Burgundy also produces white wine from Chardonnay grapes and the white wine is also called burgundy by the French. The Mornington Peninsular and Yarra Valley, both near Melbourne, produce a wide range of Chardonnays that beat French Chardonnays in many areas. When you are in France, import duties and taxes make French wine the best choice but many lower priced French wines lack a professional finish and are wildly variable. Outside of France, Australian wines are better value for money plus have a more consistent professional finish. Australian wines go through rigorous expert controls to ensure consistency for a given brand and style.
For anybody from the northern hemisphere, a winter holiday in sunny Australia is great value. Adding a huge range of superb wines readily available at comparatively low prices is a bonus. When you are planning a holiday in Australia and want some tips on the wine regions, use the contact page to send me your questions.
Back to the colour
Burgundy is a beautiful colour. There are few true burgundies in nature. Some rubies have a touch of blue that makes them close to burgundy. Some wines go through a burgundy colour for several years then start aging to a ruby colour. Raspberries can be close to burgundy. A mixture of raspberries and blueberries or strawberries and blueberries is close.

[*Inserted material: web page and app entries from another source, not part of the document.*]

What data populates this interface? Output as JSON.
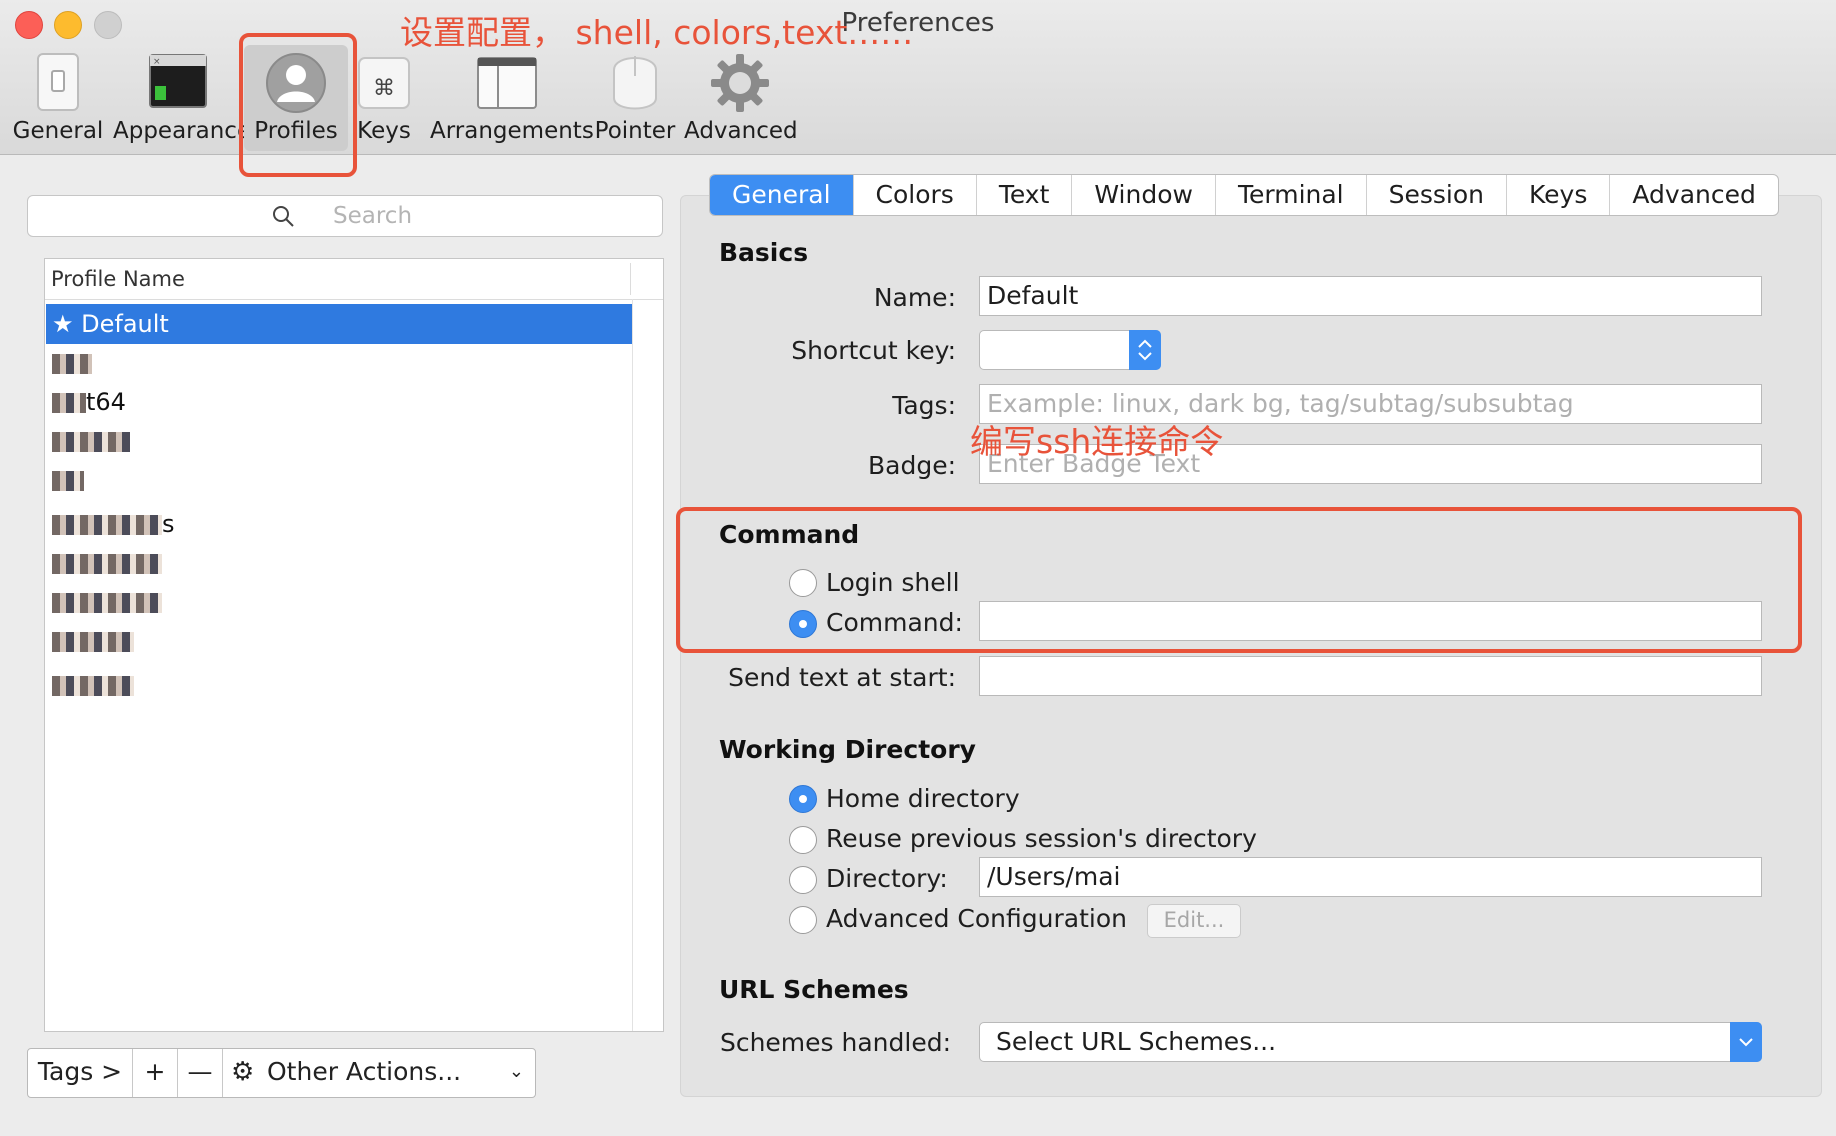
{
  "window": {
    "title": "Preferences"
  },
  "toolbar": {
    "items": [
      {
        "label": "General",
        "icon": "switch-icon"
      },
      {
        "label": "Appearance",
        "icon": "terminal-window-icon"
      },
      {
        "label": "Profiles",
        "icon": "person-silhouette-icon",
        "selected": true
      },
      {
        "label": "Keys",
        "icon": "command-key-icon"
      },
      {
        "label": "Arrangements",
        "icon": "window-layout-icon"
      },
      {
        "label": "Pointer",
        "icon": "mouse-icon"
      },
      {
        "label": "Advanced",
        "icon": "gear-icon"
      }
    ]
  },
  "annotations": {
    "top": "设置配置， shell, colors,text……",
    "command": "编写ssh连接命令",
    "color": "#e8533a"
  },
  "profiles": {
    "search_placeholder": "Search",
    "column_header": "Profile Name",
    "rows": [
      {
        "label": "★ Default",
        "selected": true
      },
      {
        "label": "",
        "obscured": true
      },
      {
        "label": "t64",
        "obscured": true
      },
      {
        "label": "",
        "obscured": true
      },
      {
        "label": "",
        "obscured": true
      },
      {
        "label": "s",
        "obscured": true
      },
      {
        "label": "",
        "obscured": true
      },
      {
        "label": "",
        "obscured": true
      },
      {
        "label": "",
        "obscured": true
      },
      {
        "label": "",
        "obscured": true
      }
    ],
    "bottom_bar": {
      "tags": "Tags >",
      "add": "+",
      "remove": "—",
      "other_actions": "Other Actions..."
    }
  },
  "tabs": [
    "General",
    "Colors",
    "Text",
    "Window",
    "Terminal",
    "Session",
    "Keys",
    "Advanced"
  ],
  "active_tab": "General",
  "basics": {
    "heading": "Basics",
    "name_label": "Name:",
    "name_value": "Default",
    "shortcut_label": "Shortcut key:",
    "shortcut_value": "",
    "tags_label": "Tags:",
    "tags_placeholder": "Example: linux, dark bg, tag/subtag/subsubtag",
    "badge_label": "Badge:",
    "badge_placeholder": "Enter Badge Text"
  },
  "command": {
    "heading": "Command",
    "login_shell_label": "Login shell",
    "command_label": "Command:",
    "command_value": "",
    "selected": "command",
    "send_text_label": "Send text at start:",
    "send_text_value": ""
  },
  "working_directory": {
    "heading": "Working Directory",
    "home_label": "Home directory",
    "reuse_label": "Reuse previous session's directory",
    "directory_label": "Directory:",
    "directory_value": "/Users/mai",
    "advanced_label": "Advanced Configuration",
    "edit_button": "Edit...",
    "selected": "home"
  },
  "url_schemes": {
    "heading": "URL Schemes",
    "schemes_label": "Schemes handled:",
    "schemes_value": "Select URL Schemes..."
  },
  "colors": {
    "accent": "#3d8ef2",
    "selection": "#2f7ae0",
    "annotation": "#e8533a"
  }
}
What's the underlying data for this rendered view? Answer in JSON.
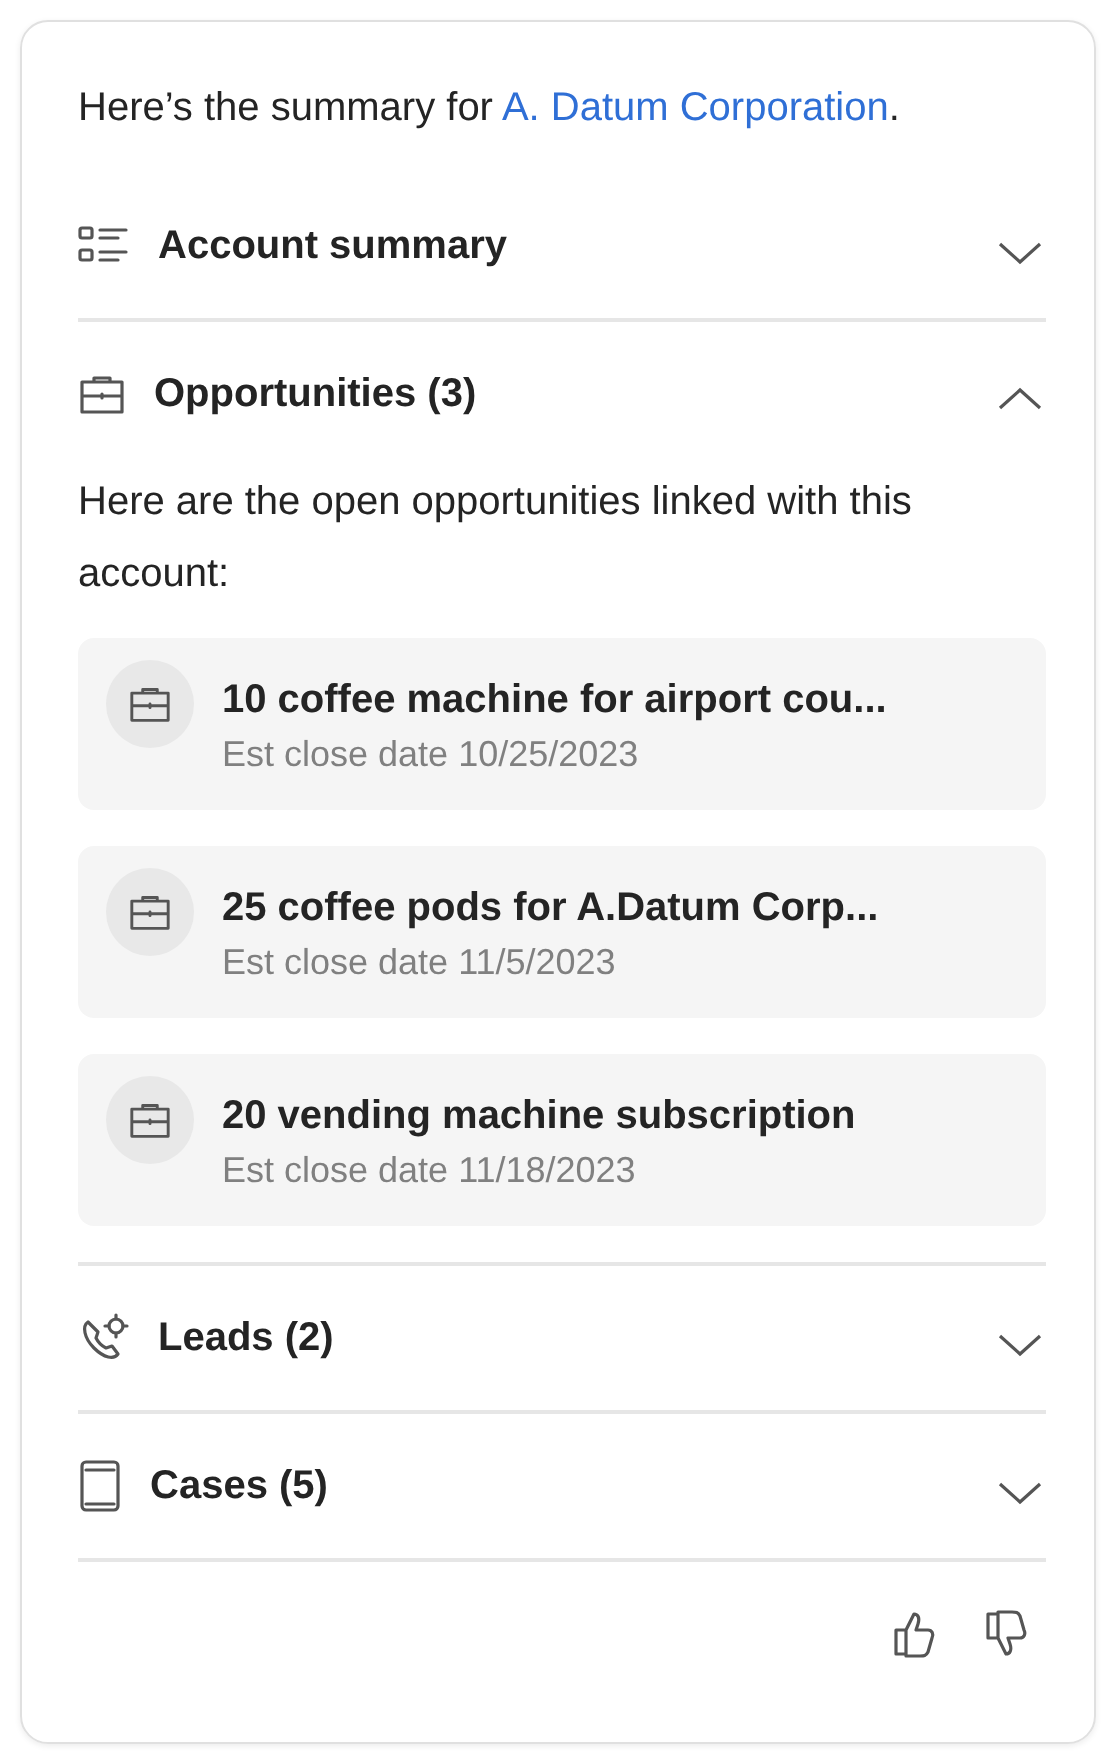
{
  "intro": {
    "text": "Here’s the summary for ",
    "link": "A. Datum Corporation",
    "end": "."
  },
  "sections": [
    {
      "kind": "list",
      "title": "Account summary",
      "expanded": false
    },
    {
      "kind": "briefcase",
      "title": "Opportunities (3)",
      "expanded": true,
      "description": "Here are the open opportunities linked with this account:",
      "items": [
        {
          "title": "10 coffee machine for airport cou...",
          "subtitle": "Est close date 10/25/2023"
        },
        {
          "title": "25 coffee pods for A.Datum Corp...",
          "subtitle": "Est close date 11/5/2023"
        },
        {
          "title": "20 vending machine subscription",
          "subtitle": "Est close date 11/18/2023"
        }
      ]
    },
    {
      "kind": "phone",
      "title": "Leads (2)",
      "expanded": false
    },
    {
      "kind": "case",
      "title": "Cases (5)",
      "expanded": false
    }
  ],
  "feedback": [
    {
      "kind": "like"
    },
    {
      "kind": "dislike"
    }
  ]
}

The strong red and hints of blue in many berries are signs of fresh well ripened fruit containing powerful antioxidants.
Burgundy indicates health and strength, two reasons why I use the colour on Web sites.